region of southern Italy and on the island of Sicily. In Campania, this fairly
strong flavored white wine grape is particularly noted around Avellino where
the (DOCG) wine of Fiano di
Avellino is produced. The grape has a long history in the Campanian region and
is believed to have been the grape behind the ancient Roman wine Apianum. Even
today, the name Apianum is permitted to appear on wine labels of the DOCG wine
Fiano di Avellino.
wines are pale in color, and typically strong-flavored with an intense aroma;
it is described as being "weighty" on the palate, with a honeyed,
floral nose and distinct taste qualities of spice, honey, and frequently a
was traditionally subject to being unduly heavy and especially to being prone
to premature oxidation, however winemaking techniques of modern times are said to
have largely or wholly overcome those problems. The grape is inherently
low-yielding, and that combined with the older difficulties of vinification saw
its plantings decrease markedly in the last couple of centuries; but it is now
again on the upswing, as a result of the better winemaking and consequent worldwide
interest in Fiano.
repute, the best specimens come from the province of Avellino, and are known as
"Fiano di Avelino". True Fiano di Avellino must be at least 85% Fiano
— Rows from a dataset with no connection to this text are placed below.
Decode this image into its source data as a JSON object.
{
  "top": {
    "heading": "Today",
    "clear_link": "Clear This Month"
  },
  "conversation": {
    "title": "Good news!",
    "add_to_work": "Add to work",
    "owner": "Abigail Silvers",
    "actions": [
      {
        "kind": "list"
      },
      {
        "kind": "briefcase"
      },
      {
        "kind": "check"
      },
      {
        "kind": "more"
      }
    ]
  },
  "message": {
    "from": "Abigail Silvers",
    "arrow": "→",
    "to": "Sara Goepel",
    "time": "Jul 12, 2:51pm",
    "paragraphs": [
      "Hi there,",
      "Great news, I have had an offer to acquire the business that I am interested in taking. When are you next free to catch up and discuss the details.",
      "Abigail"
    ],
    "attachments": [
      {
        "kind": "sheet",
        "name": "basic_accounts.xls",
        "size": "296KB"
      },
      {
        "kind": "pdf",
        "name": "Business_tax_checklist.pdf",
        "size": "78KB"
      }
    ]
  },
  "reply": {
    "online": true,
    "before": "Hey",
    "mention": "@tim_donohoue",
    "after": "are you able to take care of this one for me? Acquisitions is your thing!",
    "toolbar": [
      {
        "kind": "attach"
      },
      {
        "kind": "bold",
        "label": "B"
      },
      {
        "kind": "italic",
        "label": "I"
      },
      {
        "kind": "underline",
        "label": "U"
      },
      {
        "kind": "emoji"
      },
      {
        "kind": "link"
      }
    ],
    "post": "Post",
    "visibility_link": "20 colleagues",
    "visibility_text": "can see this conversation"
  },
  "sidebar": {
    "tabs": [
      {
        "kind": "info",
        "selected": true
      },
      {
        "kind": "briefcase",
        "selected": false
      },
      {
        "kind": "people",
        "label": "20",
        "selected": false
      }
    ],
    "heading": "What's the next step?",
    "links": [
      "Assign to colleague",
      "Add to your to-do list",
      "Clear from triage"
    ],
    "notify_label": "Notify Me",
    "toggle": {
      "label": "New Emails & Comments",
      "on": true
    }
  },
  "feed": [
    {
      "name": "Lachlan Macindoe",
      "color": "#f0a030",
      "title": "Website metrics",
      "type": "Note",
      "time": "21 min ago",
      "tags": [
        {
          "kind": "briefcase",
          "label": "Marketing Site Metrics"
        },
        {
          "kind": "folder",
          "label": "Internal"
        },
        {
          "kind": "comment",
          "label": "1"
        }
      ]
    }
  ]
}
(with Greco, Coda di Volpe, and Trebbiano also permitted up to a combined total
maximum of 15%), and is often 100% monovarietal.